Schoby asked me to punch out a tale of the best shots I’ve seen in my years with Petersen’s Hunting TV. One thing I’ve learned from globe-trotting with the Fantastic Four (Boddington, Steele, Schoby and Rodriguez) is that relative to these masterminds, I don’t know jack about shooting. I can shoot a rifle, I can shoot a handgun and I can shoot a shotgun. Often times I can hit what I want where I want. But these four freaks are savants. It would be like saying that because I own a rally car and can drive well that I can evaluate the skills of Sebastian Loeb (Let me translate for you left-turn knuckledraggers… “the skills of Dale Earnhardt or Ricky Bobby” I actually had to Google “best NASCAR drivers” for that pull. You’re welcome.)
I’m an artist to the core, so I can intuitively do with a camera what these masterminds do with thunderstix. But, I won’t venture into their turf to break down their best shots. I spend too much time with these boys in places where accidental deaths happen easily.
How about I just tell you about my favorite shots?
Craig “The Body” Boddington: Dateline: New Mexico, coupla’ years ago. We’re up high chasing elk with the legendary Kirk Kelso and former Leupold Boss and my main man Tom Fruechtel. Marty Plunk, a hell of a guy and a member of the Weakley, Tennessee Sherriff’s department won a Leupold sweepstakes and was on-deck for his first elk day one of the hunt.
Kelso took us to the top of a favorite mesa early to glass 360. As the sun poked over a distant mountain range, I remember it being to our east. Is that right? Anyhow, Kelso spotted a herd five miles off moving toward some juniper for the day’s siesta. The plan I heard was to let them bed, make a plan, ambush them in the evening. As is the case with 99.5% of hunting plans, Kelso and Boddington jettisoned it for the more expeditious plan of cutting half that distance with the truck then jogging the other couple miles to intersect the big deer.

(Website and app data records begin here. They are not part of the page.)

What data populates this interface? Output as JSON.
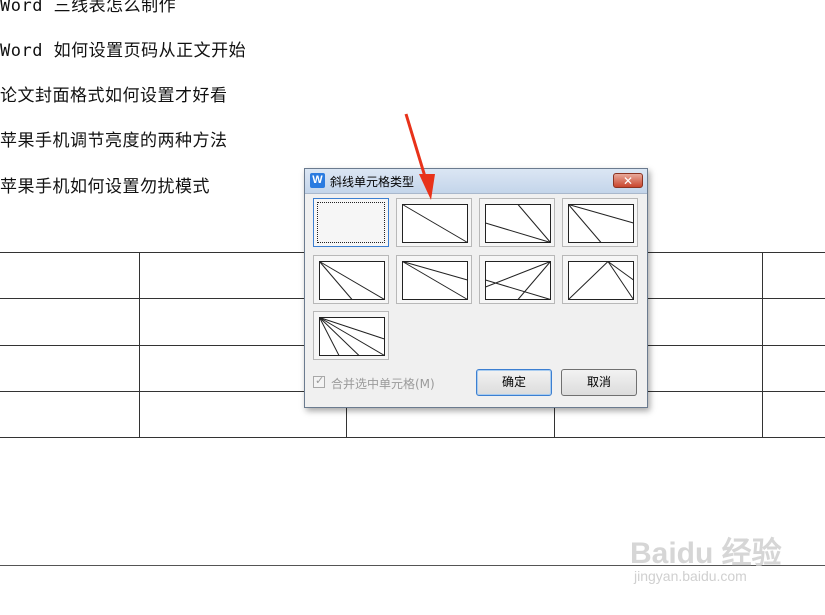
{
  "document": {
    "lines": [
      "Word 三线表怎么制作",
      "Word 如何设置页码从正文开始",
      "论文封面格式如何设置才好看",
      "苹果手机调节亮度的两种方法",
      "苹果手机如何设置勿扰模式"
    ]
  },
  "dialog": {
    "app_icon": "W",
    "title": "斜线单元格类型",
    "close_symbol": "✕",
    "tiles": [
      {
        "name": "none"
      },
      {
        "name": "single-diagonal"
      },
      {
        "name": "two-lines-from-top-left-variant"
      },
      {
        "name": "two-lines-from-top-left"
      },
      {
        "name": "two-lines-from-top-left-alt"
      },
      {
        "name": "two-lines-to-right-edge"
      },
      {
        "name": "three-lines-mixed"
      },
      {
        "name": "three-lines-from-top-corner"
      },
      {
        "name": "fan-four-lines"
      }
    ],
    "merge_checkbox_label": "合并选中单元格(M)",
    "merge_checked": true,
    "ok_label": "确定",
    "cancel_label": "取消"
  },
  "annotation": {
    "arrow_color": "#e8321a"
  },
  "watermark": {
    "logo": "Baidu 经验",
    "url": "jingyan.baidu.com"
  }
}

Back to the truck, Kelso drives the ranch road like the testosterone balloon he is and BAMMO next thing I know we’re piling out onto the sage and sand. Deputy Plunk passes the baton to Boddington due to a heart condition and the elevation. Boddington tries to pep talk him into trying for the elk. Ha ha ha ha! B.S. Boddington grabs his rifle and he, Kelso and I trot upwind toward the junipers. I keep rolling tape on Boddington and Kelso as they jog. Watching Kelso run is like watching a Clydesdale at Belmont, but the giant pulls it off.
We break into the junipers like ninjas. The cows and little bulls trot by oblivious. We are in the mix as the shooting sticks go up. Craig pulls some David Blaine move to steady his breathing and POW a big bull pulls his last silly by trotting past the killing end of Boddington’s rifle. Five miles and 75 yards later segment one is in the can.
Kevin “The Man of Steel” Steel: Dateline: Craig, Colorado, my first season with PHTV. My bosses booked me in Sonora, Mexico for Coues deer back to back with a winter range elk. Cruel and unusual? Absolutely. Not only is it shockingly cold at thirty-below Fahrenheit, but this in contrast to being on a toasty Sonoran mountain a day earlier. We had a sponsor and Boddington with us at, so this means three times the work for me. Each of them steps out of the truck, puts on a stalk or six, shoots an elk then returns to the warm truck. Me? I’m onboard for all of it. Plus, it was my rookie season so I dressed to impress by bringing a huge HD camera that tipped the scales at 22 pounds and required a 30-pound tripod. Stupid.
So, frigid stalk after frigid overloaded stalk, my batteries are draining fast. Sponsor shoots bull in a winter wonderland so cold the animal shattered like an ice sculpture when it fell. I’m exaggerating. Boddington puts on a hero stalk the following day that fills my knees with cactus spines and POW levels the bull like a true Californian yearning for the 75-degree warmth of the truck. Then Kevin, the guide and I go round and round the hills and dales looking for a good representative of the area (my favorite term next to “TV bull”) and I’m exhausted. The snow is deep, the wind is cold, the cactus spines are sharp and enough “BOOMS” have echoed throught the area that the elk are on high-alert.
Finally dusk, the last night, we put a stalk on a big herd in an agricultural bottom. The
wind is icy and the light is failing. My extremities are frozen and my batteries both physically and camera are failing. The bulls are mixing with the cows like it’s a big-city swingers party and clear shots are few. Soon enough, the “Man of Steele” lives by the code “nothings dying until lead’s flying” and drills a good bull in the fading light. The shot rocks him and we watch him fall. I tape a quick “grip and grin” and hobble back to the warm womb of the F-250 to dream of better career moves to come.
Look for my favorite shots from Mike “The Schobenator” Schoby, and Greg “G-rod” Rodriguez in an upcoming blog.